Eighteen participants were in the Tiny Tots division (age 0 to 6 years), which included a shared cash prize of $500 sponsored by the Lightning Boy Foundation.
The World Championship was split into five divisions — tiny tots (5 and younger), youth (6 to 12), teen (13 to 17), adult (18 to 39) and senior (40 and up). Contestants were judged by a panel that gave out points based on speed, agility, timing and precision.
The contest was emceed for the 28th year by beloved powwow and hoop dance legend Dennis Bowen Sr., Seneca, with support from arena director Eric Manuelito Jr., Diné.
World Hoop Championship results
Adult Division (18-39) Champion:
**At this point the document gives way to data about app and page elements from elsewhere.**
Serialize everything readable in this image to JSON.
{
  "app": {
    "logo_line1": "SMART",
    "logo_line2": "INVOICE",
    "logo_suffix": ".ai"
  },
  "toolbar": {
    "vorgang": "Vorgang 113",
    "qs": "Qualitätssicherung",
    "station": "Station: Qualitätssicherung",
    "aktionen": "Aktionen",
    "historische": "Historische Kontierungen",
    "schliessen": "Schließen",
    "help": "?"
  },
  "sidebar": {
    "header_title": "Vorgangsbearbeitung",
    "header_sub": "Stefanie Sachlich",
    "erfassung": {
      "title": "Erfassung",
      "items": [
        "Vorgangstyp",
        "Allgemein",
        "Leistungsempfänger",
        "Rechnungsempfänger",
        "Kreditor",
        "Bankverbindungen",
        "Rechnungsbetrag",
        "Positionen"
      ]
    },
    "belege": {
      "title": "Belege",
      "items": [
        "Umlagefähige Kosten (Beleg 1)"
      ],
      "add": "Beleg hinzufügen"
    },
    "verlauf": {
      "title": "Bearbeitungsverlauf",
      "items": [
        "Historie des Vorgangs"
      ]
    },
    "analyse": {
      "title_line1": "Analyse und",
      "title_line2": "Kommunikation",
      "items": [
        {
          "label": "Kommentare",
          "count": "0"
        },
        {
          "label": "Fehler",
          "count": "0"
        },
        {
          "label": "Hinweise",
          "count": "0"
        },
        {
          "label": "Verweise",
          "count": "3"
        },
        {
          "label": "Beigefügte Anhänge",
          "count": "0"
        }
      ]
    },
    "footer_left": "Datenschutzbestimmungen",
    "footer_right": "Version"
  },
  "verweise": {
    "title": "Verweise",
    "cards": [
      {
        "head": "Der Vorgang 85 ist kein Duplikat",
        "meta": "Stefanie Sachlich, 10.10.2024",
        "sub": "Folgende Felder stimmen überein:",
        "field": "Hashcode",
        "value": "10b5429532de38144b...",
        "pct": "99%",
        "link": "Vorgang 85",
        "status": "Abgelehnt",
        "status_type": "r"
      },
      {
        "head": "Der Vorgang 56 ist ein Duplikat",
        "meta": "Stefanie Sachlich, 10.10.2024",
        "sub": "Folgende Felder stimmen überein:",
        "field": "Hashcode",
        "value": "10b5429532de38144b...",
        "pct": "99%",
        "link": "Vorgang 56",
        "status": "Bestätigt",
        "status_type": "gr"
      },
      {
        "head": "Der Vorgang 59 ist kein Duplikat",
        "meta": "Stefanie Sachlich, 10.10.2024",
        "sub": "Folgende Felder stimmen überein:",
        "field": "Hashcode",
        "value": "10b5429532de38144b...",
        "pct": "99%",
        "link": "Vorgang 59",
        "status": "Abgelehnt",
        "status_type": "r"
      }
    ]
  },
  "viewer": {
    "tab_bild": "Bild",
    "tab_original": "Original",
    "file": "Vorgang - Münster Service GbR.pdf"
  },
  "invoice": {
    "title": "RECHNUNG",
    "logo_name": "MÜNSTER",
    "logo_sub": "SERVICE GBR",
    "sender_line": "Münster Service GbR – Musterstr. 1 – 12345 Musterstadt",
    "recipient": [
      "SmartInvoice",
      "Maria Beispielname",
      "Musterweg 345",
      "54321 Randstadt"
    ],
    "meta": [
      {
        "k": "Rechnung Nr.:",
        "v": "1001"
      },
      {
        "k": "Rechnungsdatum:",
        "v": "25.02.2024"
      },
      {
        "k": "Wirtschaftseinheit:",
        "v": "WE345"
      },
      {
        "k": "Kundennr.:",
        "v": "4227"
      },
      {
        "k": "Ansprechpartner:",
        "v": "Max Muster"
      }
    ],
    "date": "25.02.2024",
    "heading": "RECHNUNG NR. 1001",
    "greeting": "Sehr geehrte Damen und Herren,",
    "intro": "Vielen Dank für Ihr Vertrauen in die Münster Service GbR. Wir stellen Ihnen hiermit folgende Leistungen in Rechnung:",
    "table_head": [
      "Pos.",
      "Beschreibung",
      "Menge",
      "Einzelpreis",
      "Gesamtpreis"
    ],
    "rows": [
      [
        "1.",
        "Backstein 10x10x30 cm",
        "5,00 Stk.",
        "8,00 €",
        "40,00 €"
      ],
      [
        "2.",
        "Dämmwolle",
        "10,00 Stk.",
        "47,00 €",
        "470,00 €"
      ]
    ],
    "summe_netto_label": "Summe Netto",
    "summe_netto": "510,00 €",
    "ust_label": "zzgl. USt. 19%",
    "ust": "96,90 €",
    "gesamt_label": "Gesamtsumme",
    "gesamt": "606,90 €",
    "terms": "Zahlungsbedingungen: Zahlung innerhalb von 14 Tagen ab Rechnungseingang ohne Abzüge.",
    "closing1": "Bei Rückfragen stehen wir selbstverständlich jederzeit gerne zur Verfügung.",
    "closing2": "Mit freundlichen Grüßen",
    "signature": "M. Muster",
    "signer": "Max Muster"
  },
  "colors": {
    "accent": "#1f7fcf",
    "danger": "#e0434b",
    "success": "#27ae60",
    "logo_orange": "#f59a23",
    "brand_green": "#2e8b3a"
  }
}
Scott Sixkiller-Sinquah, Gila River Pima/Hopi, 233, from Phoenix. 2nd place: Tyrese Jensen, Diné/Pima Maricopa, 227, from Winslow, 3rd place: James Jones, Tall Cree First Nation, 223, from Vancouver, B.C. 4th place: Sampson Sixkiller-Sinquah, Gila River Pima/Hopi/Cherokee, from Phoenix. 5th place: Talon Duncan, San Carlos, Apache/Arikara/Hidastsa/Mandan), from Mesa. 6th place: Patrick Willie, Diné, from Orem, Utah.
Senior Division Champion:
Moontee Sinquah, Hopi/Tewa/Choctaw, 218, Second Mesa, Ariz. 2nd place: Lisa Odjig, Obijwe/Odawa/Pottawatomi 217, from Toronto. 3rd place: Terry Goedel, Yakama, 208, Rancho Cucamonga, Calif.
Teen Division Champion:
Nedallas Hammill, Diné, 205, from Phoenix. 2nd place: Josiah Enriquez, Pueblo of Pojaque, from Sante Fe. 3rd place: Joseph Romero, Pueblo of Pojaque/Nambé, from Sante Fe.
Youth Division Champion:
Kailayne Jensen, Diné, 202, from Dilkon, Ariz. 2nd place: Isaiah George, Santa Clara Pueblo, from Espanola, N.M. 3rd place: JaiP’o Harvier, Pueblo of Pojoaque, from Espanola, N.M.